Southern Queensland sorghum prices have jumped to seasonal highs as buyers scramble source sufficient number one quality.
The hot, dry summer took a heavy toll on sorghum crop, slashing yields and downgrading quality. The total Queensland sorghum crop is expected to come in well under one million tonnes, making it the smallest harvest in about 20 years.
The harsh season has also resulted in a large proportion of the crop being downgraded to sorghum 2 grade because of the small seeds. Many expect that as much as half of this year’s Southern Queensland sorghum crop will be downgraded because of small seeds.
The lack of number one grade export standard sorghum is putting upward pressure on prices as traders clamber to source supplies to cover overseas sales. Sorghum prices jumped by $10 a tonne last week to $267 Brisbane, which is close the seasonal highs set in March as it became apparent the crop would be sharply lower than initially forecast.
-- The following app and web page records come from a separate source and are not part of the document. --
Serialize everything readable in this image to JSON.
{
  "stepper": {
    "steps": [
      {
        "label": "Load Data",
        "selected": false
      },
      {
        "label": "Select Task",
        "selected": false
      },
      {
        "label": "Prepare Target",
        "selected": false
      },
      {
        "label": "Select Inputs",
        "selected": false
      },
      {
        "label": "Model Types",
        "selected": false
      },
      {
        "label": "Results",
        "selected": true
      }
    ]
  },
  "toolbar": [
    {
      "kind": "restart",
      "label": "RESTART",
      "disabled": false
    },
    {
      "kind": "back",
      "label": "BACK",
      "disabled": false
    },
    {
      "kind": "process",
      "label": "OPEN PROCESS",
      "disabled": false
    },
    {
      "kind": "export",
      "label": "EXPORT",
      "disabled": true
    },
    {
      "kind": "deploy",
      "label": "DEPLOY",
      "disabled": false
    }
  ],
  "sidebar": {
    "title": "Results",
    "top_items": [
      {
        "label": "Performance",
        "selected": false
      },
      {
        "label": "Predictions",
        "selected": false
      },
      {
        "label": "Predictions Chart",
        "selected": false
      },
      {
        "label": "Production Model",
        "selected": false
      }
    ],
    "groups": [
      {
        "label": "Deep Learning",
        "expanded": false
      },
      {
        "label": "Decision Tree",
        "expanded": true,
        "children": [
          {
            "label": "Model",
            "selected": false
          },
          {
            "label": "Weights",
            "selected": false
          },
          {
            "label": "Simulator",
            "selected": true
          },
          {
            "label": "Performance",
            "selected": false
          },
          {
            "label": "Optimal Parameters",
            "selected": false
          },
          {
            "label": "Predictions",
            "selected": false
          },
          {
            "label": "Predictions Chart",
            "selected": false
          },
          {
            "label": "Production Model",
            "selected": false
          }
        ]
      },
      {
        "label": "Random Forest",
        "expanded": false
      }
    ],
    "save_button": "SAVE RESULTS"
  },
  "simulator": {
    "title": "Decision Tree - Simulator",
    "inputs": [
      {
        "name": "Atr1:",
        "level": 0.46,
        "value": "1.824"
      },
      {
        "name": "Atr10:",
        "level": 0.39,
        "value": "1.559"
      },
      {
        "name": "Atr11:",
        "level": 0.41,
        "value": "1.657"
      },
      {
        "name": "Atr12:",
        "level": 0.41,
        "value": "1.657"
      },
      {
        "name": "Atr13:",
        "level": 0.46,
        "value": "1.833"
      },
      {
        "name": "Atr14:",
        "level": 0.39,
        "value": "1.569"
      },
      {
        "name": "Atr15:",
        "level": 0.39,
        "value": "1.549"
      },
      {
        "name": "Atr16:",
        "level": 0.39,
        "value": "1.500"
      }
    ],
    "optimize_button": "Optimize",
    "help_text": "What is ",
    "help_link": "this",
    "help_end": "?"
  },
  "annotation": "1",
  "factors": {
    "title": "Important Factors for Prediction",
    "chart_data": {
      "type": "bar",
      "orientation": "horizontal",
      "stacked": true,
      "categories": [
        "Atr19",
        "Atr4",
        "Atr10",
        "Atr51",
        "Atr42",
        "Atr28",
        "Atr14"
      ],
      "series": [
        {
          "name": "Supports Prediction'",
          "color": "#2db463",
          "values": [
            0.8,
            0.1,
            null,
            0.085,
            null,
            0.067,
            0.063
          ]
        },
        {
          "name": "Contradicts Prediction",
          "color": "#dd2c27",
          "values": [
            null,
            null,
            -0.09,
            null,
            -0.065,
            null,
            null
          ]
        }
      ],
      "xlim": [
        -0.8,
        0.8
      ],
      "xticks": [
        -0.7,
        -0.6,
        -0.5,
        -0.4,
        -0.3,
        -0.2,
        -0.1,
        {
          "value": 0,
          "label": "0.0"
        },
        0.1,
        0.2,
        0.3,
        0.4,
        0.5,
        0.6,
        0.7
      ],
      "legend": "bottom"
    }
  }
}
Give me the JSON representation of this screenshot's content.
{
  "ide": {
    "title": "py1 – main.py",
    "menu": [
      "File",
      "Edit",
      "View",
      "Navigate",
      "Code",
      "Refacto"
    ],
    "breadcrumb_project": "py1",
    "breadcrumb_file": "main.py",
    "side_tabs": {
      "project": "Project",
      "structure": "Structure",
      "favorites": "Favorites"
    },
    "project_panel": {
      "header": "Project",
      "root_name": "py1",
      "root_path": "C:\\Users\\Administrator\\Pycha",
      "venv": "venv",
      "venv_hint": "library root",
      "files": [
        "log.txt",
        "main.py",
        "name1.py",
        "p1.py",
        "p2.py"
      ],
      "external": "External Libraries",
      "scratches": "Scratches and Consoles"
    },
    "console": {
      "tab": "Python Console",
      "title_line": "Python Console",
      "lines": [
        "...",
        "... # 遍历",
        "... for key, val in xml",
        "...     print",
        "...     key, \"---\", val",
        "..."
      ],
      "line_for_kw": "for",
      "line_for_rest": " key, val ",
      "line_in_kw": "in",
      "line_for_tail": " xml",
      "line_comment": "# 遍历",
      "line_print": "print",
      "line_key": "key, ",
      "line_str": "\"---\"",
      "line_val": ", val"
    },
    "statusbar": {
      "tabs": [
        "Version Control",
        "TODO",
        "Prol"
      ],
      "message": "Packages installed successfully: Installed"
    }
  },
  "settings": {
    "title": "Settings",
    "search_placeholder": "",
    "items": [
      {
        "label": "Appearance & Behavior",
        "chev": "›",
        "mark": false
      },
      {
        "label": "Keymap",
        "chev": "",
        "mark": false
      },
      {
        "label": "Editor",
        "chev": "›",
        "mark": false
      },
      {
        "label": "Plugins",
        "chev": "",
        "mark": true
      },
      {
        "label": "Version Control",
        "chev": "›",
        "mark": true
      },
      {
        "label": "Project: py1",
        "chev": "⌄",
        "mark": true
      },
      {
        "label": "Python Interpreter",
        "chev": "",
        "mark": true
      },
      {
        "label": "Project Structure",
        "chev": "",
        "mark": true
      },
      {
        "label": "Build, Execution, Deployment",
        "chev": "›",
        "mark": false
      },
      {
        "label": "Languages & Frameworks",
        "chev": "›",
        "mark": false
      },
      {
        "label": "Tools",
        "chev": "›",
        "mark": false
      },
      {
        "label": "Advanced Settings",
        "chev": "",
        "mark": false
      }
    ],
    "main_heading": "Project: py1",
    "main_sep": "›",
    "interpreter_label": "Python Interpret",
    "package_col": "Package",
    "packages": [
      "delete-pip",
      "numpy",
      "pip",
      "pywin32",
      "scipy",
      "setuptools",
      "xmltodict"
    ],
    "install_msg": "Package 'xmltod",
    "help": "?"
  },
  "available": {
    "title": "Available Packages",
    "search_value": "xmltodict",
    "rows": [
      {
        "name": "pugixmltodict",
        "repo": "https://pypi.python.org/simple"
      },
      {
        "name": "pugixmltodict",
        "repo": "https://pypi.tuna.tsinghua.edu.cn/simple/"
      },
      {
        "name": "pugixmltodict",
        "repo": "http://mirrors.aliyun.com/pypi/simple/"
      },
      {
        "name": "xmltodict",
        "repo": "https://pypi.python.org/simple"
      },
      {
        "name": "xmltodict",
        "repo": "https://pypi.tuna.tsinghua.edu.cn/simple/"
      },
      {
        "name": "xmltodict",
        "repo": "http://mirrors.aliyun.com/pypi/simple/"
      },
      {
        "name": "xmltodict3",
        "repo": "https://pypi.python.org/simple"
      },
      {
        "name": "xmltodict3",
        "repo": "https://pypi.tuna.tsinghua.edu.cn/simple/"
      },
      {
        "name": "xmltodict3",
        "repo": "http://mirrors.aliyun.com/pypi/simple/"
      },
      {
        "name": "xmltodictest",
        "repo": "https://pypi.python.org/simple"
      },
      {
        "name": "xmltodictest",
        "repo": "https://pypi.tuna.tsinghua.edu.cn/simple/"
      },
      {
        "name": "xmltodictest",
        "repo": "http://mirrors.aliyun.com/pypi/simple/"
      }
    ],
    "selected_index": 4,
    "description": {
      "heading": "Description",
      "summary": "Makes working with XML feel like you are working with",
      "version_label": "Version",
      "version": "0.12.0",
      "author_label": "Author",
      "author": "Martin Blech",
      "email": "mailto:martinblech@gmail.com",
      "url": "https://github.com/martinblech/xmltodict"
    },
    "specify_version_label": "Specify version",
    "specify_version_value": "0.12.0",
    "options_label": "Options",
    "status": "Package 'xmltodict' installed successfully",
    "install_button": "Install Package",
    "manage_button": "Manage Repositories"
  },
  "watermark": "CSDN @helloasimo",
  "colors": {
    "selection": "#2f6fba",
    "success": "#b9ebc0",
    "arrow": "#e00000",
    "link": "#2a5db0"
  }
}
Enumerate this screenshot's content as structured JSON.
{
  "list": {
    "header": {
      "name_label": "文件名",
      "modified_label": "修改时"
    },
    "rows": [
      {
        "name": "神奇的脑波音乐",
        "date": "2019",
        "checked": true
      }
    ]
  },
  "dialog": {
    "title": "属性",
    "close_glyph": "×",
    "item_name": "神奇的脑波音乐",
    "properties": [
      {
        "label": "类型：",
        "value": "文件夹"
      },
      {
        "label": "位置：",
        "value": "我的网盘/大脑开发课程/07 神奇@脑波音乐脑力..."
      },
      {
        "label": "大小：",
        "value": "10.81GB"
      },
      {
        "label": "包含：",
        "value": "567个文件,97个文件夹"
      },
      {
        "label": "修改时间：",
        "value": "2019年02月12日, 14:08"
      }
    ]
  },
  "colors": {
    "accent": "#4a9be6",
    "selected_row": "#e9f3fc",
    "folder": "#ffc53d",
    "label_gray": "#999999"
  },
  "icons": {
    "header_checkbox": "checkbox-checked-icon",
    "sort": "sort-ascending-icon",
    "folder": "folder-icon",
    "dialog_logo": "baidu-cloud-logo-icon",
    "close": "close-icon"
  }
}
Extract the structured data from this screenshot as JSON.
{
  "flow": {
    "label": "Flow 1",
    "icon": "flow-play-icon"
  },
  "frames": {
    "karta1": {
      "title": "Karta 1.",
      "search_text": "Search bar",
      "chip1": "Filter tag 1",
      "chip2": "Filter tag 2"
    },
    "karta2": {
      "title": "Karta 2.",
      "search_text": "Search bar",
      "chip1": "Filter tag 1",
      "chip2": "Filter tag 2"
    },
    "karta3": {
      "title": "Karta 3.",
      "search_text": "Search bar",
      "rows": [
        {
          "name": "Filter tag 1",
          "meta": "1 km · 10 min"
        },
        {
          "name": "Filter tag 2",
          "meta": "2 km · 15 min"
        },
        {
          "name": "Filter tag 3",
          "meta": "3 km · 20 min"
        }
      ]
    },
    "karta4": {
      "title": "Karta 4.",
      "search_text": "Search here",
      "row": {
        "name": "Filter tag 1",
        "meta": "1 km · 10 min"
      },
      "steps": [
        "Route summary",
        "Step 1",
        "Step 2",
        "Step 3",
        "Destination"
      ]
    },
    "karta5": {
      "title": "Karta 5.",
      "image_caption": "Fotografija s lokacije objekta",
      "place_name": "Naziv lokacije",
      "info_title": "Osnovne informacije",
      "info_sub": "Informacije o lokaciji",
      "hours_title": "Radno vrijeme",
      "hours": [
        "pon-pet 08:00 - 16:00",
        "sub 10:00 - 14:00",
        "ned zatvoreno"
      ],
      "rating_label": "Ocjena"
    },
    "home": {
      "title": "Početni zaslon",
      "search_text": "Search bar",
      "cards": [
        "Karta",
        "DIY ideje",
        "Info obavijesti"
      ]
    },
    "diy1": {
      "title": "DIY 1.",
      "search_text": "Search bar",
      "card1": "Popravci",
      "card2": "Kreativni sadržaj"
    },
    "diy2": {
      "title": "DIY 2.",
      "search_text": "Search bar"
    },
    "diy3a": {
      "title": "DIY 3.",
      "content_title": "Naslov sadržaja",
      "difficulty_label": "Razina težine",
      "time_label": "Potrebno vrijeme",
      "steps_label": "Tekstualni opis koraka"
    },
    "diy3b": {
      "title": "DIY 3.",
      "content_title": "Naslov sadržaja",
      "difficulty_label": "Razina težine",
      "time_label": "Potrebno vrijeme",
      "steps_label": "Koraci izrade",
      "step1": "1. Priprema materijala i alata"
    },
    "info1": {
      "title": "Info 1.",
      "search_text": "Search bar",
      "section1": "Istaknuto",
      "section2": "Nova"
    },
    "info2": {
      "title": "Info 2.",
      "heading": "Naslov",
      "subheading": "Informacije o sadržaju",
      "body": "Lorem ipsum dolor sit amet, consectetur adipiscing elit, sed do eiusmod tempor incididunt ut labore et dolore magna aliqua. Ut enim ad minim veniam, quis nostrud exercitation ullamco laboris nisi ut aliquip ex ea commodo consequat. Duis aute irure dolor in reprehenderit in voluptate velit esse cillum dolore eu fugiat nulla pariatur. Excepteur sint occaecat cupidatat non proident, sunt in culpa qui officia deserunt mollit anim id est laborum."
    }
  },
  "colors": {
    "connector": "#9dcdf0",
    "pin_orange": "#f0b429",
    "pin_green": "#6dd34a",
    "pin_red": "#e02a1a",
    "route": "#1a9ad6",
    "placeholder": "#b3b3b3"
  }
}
Darling Downs sorghum prices were $7 higher at $255. The quality driven scramble has pushed number one grade sorghum prices well above wheat values. Stockfeed wheat bids were $4 higher last week at $242 delivered Darling Downs. However, most stockfeed users of sorghum are happy taking the number two grade sorghum at a $30 discount.
Chickpea prices continued to edge higher last week. Old crop chickpeas into Brisbane were $20 higher at $1090 delivered.
Southern Queensland weather forecasts remain absent of rain. Last week’s weather was void of rain with temperatures climbing into the mid to high 20s during the day. Farmers are waiting for rain to plant wheat and chickpea crops. Sub-soil moisture levels are good but rain is needed to wet the surface.
Forecasts offer little chance of rain in the next 10 days for eastern Australia.
Much of Victoria and South Australia received general rain last week which will trigger a general start to winter crop planting. The rain failed to push into NSW where most farmers are still waiting for a seasonal break.
Global wheat markets tumbled last week. Benchmark United States wheat futures fell by 5 per cent and are again approaching 10-year lows. Futures tumbled on forecasts of more rain this week for the Hard Red Winter wheat crop which is in the middle of pollination.
US wheat is finding solid export demand at current prices.
However, global weather conditions are less favourable in Europe, where farmers are holding out for rain. France has seen little to no rain in April and will need rain in the next two weeks if they are to avoid yield losses.